June 15, 2019

As a piano-playing teen, I was recruited to fill in for the organist at our small, rural neighbourhood church, and then I took over the task when she retired. We always had a small choir, between six and eleven souls, and conducting was done with the occasional one-handed gesture or nod of the head by someone playing the accompaniment. This may sound familiar to many musicians across Canada. As opportunities came along, I was blessed with conducting two larger choirs. Having chosen an academic career in science rather than music, my struggle to figure out how to properly manage rehearsals and conduct was real. It was clear a mentor was needed. Private conducting lessons with someone local and skilled in the art has opened up a whole new world.  

Rehearsal planning is tedious work. Lessons with my mentor began with methodically analyzing a piece of music and marking it up with different colours to emphasize introductions, cues, tempo, dynamics, etc. The piece was broken down into teaching blocks, with notes of the similarities between them. We discussed what to teach first (not necessarily the beginning of the piece) and how much to teach in one rehearsal. As homework, I repeated this exercise for the other pieces the choir was to learn. Then rehearsals were mapped out, with sections of each piece slotted in to be taught each evening. By reviewing the rehearsal calendar, rehearsals could be designed such that the choir would be prepared for upcoming performances. As well as the planning, a host of other issues were discussed that go along with managing a choir. 

This approach to planning has been rewarding for everyone involved and has alleviated much stress during rehearsal time.

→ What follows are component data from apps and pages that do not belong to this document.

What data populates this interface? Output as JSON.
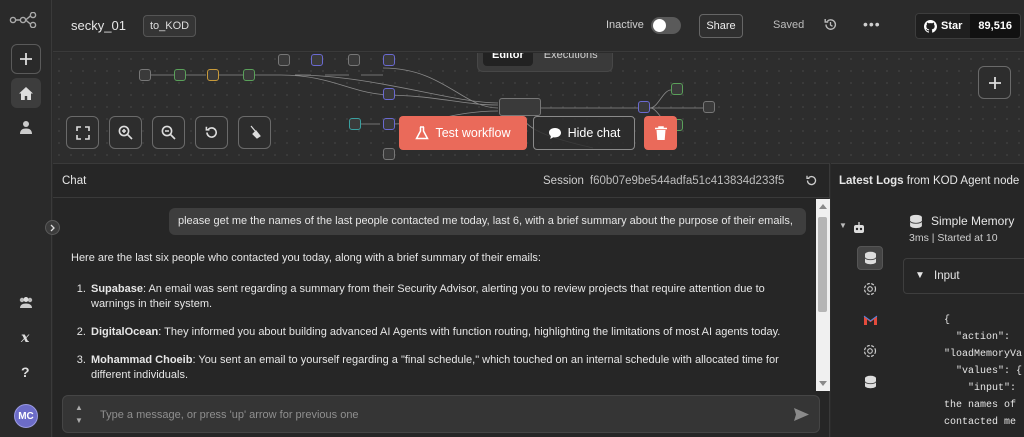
{
  "app": {
    "workflow_name": "secky_01",
    "tag": "to_KOD",
    "status_label": "Inactive",
    "share_label": "Share",
    "saved_label": "Saved",
    "github_star_label": "Star",
    "github_star_count": "89,516",
    "accent_color": "#ea6a5a"
  },
  "canvas": {
    "tabs": [
      {
        "label": "Editor",
        "active": true
      },
      {
        "label": "Executions",
        "active": false
      }
    ],
    "test_workflow_label": "Test workflow",
    "hide_chat_label": "Hide chat"
  },
  "chat": {
    "title": "Chat",
    "session_label": "Session",
    "session_id": "f60b07e9be544adfa51c413834d233f5",
    "user_message": "please get me the names of the last people contacted me today, last 6, with a brief summary about the purpose of their emails,",
    "bot_intro": "Here are the last six people who contacted you today, along with a brief summary of their emails:",
    "items": [
      {
        "num": "1.",
        "name": "Supabase",
        "text": ": An email was sent regarding a summary from their Security Advisor, alerting you to review projects that require attention due to warnings in their system."
      },
      {
        "num": "2.",
        "name": "DigitalOcean",
        "text": ": They informed you about building advanced AI Agents with function routing, highlighting the limitations of most AI agents today."
      },
      {
        "num": "3.",
        "name": "Mohammad Choeib",
        "text": ": You sent an email to yourself regarding a \"final schedule,\" which touched on an internal schedule with allocated time for different individuals."
      }
    ],
    "input_placeholder": "Type a message, or press 'up' arrow for previous one"
  },
  "logs": {
    "title_prefix": "Latest Logs",
    "title_suffix": "from KOD Agent node",
    "node_name": "Simple Memory",
    "duration": "3ms",
    "started": "Started at 10",
    "input_label": "Input",
    "json_lines": [
      "{",
      "  \"action\":",
      "\"loadMemoryVa",
      "  \"values\": {",
      "    \"input\":",
      "the names of",
      "contacted me"
    ]
  }
}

If you are someone who doesn’t have a background in conducting music and struggles with choir rehearsals, you might try finding a mentor who is a professional conductor or who has studied conducting (and who perhaps teaches music at a high school). Spending some study time with this person may well be worth your while and may give you and your choir a whole new outlook on the choral experience.